India and Bhutan have historically maintained strong relations. The Indian Army is involved in training the Royal Bhutan Army, while Bhutan cooperates closely with India in determining its foreign policy. India has expressed concern that the road, if completed, would make it easier for China to access India's northeastern states. In the event of a conflict, India fears this would help China cut off its northeast from the rest of the country, the BBC reported.
The editorial on Tuesday said that while Beijing had tried time and again to avoid conflict and warned India on several occasions, India has refrained from pulling back its troops. "Anyone with eyes to see and ears to hear will have got the message. Yet New Delhi refuses to come to its senses and pull its troops back to its own side of the border," it stated.
According to the newspaper, a spokesman for China's Ministry of Defense warned India not to underestimate the Chinese army and that there was a “bottom line” to the restraint that China had shown. It added that “India’s audacity” to challenge China might have come from the fact that India was suffering from a sense of insecurity and inferiority faced with China’s increasing prominence in the region.

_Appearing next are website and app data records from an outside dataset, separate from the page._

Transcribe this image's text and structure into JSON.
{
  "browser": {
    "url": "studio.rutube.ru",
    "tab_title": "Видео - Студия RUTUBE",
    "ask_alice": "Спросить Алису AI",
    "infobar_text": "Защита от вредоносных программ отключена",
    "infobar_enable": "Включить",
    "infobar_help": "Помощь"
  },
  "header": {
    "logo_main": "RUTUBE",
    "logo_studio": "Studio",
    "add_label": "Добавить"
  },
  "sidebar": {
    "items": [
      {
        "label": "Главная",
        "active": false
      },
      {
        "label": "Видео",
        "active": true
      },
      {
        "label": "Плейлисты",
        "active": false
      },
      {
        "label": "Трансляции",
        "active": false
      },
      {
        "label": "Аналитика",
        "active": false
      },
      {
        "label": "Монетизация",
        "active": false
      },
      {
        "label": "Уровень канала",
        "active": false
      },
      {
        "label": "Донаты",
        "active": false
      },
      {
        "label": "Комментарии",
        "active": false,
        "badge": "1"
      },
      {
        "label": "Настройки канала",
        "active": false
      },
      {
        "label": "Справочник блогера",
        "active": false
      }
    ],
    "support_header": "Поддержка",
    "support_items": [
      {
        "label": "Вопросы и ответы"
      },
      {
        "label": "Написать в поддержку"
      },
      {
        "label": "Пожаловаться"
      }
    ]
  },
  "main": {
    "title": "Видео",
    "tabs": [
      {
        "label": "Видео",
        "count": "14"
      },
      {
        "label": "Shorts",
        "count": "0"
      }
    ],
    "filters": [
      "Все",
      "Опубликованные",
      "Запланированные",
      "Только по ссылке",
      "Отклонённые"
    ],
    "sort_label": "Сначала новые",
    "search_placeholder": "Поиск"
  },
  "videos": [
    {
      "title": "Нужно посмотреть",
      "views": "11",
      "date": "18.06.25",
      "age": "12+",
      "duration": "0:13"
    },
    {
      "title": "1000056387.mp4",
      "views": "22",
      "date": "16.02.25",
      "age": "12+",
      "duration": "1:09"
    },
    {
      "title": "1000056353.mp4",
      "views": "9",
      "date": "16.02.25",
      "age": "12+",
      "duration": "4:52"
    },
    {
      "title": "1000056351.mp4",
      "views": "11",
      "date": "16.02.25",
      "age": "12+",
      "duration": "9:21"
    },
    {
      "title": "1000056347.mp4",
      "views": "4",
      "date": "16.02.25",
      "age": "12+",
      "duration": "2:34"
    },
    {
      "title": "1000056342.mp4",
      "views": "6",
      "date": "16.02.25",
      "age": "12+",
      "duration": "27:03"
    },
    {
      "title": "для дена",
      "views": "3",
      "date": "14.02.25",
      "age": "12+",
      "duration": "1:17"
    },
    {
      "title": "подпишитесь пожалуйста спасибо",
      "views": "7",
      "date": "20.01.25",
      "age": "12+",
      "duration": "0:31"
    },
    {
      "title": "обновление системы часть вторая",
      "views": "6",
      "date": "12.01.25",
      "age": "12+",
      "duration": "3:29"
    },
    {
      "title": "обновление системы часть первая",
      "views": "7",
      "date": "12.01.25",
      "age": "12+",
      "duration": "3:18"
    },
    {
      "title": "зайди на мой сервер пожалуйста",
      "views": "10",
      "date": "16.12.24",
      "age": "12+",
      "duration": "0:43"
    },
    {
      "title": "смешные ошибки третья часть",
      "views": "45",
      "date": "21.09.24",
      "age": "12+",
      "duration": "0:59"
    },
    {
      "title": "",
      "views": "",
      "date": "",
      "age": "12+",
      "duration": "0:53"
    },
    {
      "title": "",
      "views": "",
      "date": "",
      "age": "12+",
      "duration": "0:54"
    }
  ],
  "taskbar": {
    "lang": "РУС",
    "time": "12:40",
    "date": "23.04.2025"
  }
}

While China has warned India about consequences of not pulling back its army, India does not look like it is backing down. Speaking in India’s parliament on Wednesday, Defense Minister Arun Jaitley said the country was ready to meet any challenge. Referring to the war that took place in 1962 between the two countries, which India lost, Jaitley said the country had learned many lessons from it.
"Some people are targeting our country's sovereignty and integrity. But I am fully confident that our brave soldiers have capability to keep our country secure, may it be challenges on the eastern border or the western border," he said, according to reports.
China and India share a border that extends 2,174 miles. Following the war in 1962, disputes in areas like Aksai Chin, Depsang Plains and some areas in the northeast Indian state of Arunachal Pradesh, have remained unresolved.
Tibet’s spiritual leader the Dalai Lama, who resides in India, has also been a sticking point between the two countries. Speaking on the issue the Dalai Lama on Wednesday emphasized that talks are the only solution. "I do not think it is very serious. India and China have to live side by side." He said, according to reports